** Opening RECORDS block **

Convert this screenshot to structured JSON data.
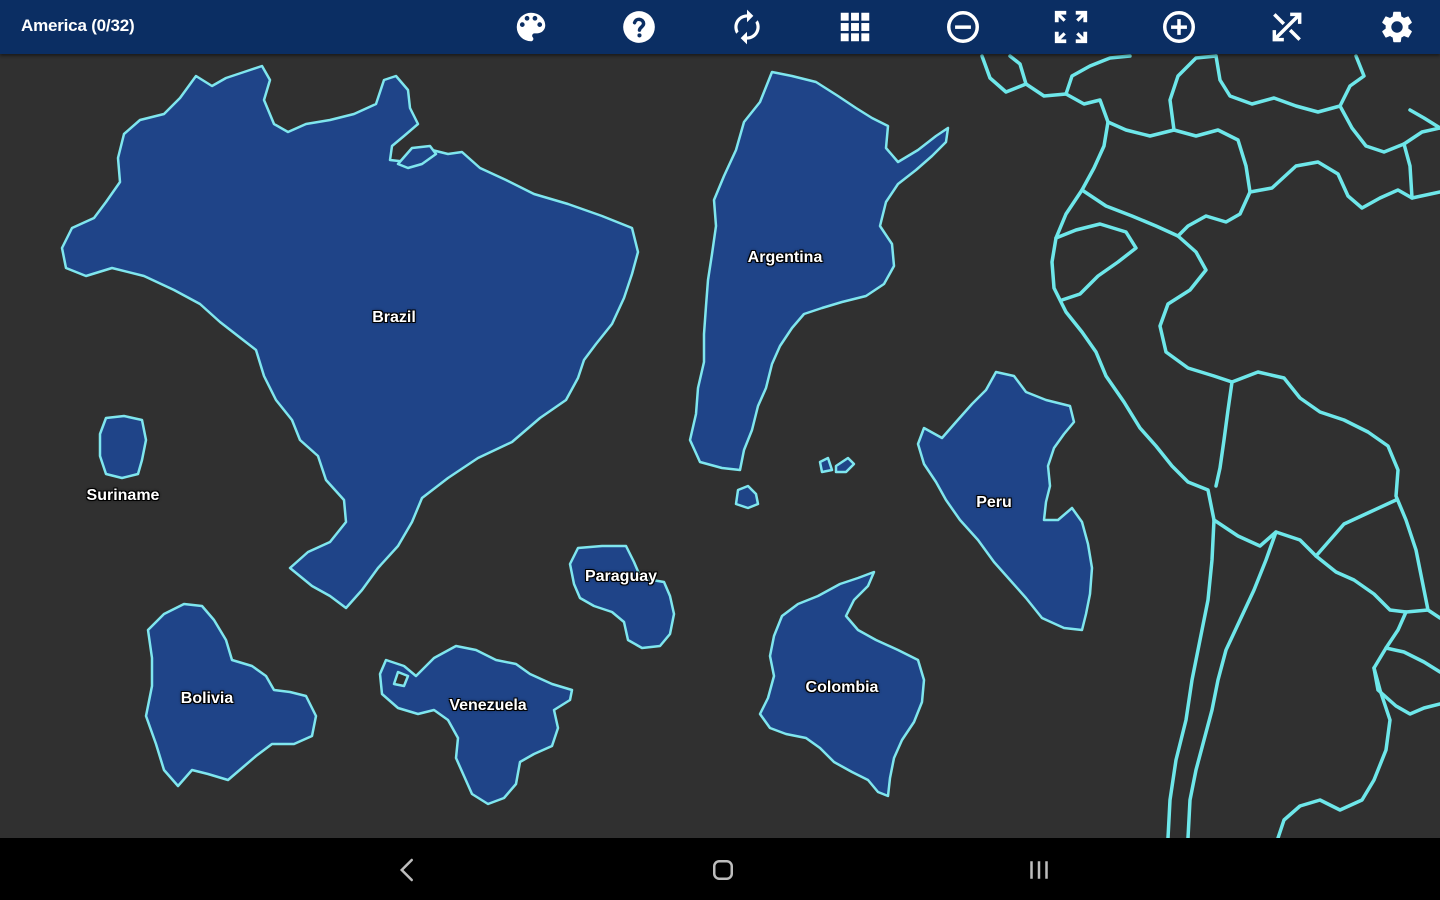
{
  "header": {
    "title": "America (0/32)",
    "background_color": "#0b2e63"
  },
  "toolbar": [
    {
      "name": "palette-icon",
      "label": "Colors"
    },
    {
      "name": "help-icon",
      "label": "Help"
    },
    {
      "name": "refresh-icon",
      "label": "Restart"
    },
    {
      "name": "grid-icon",
      "label": "Grid"
    },
    {
      "name": "zoom-out-icon",
      "label": "Zoom out"
    },
    {
      "name": "fullscreen-icon",
      "label": "Fit screen"
    },
    {
      "name": "zoom-in-icon",
      "label": "Zoom in"
    },
    {
      "name": "scatter-icon",
      "label": "Scatter pieces"
    },
    {
      "name": "settings-icon",
      "label": "Settings"
    }
  ],
  "pieces": {
    "brazil": "Brazil",
    "argentina": "Argentina",
    "suriname": "Suriname",
    "peru": "Peru",
    "paraguay": "Paraguay",
    "bolivia": "Bolivia",
    "venezuela": "Venezuela",
    "colombia": "Colombia"
  },
  "colors": {
    "piece_fill": "#1f4488",
    "piece_outline": "#7fe6ee",
    "map_border": "#6ee7ea",
    "board_background": "#303030"
  },
  "navigation": [
    {
      "name": "back-icon"
    },
    {
      "name": "home-icon"
    },
    {
      "name": "recents-icon"
    }
  ]
}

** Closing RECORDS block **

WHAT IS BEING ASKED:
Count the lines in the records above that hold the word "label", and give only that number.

RESULT FOR THIS EXERCISE:
9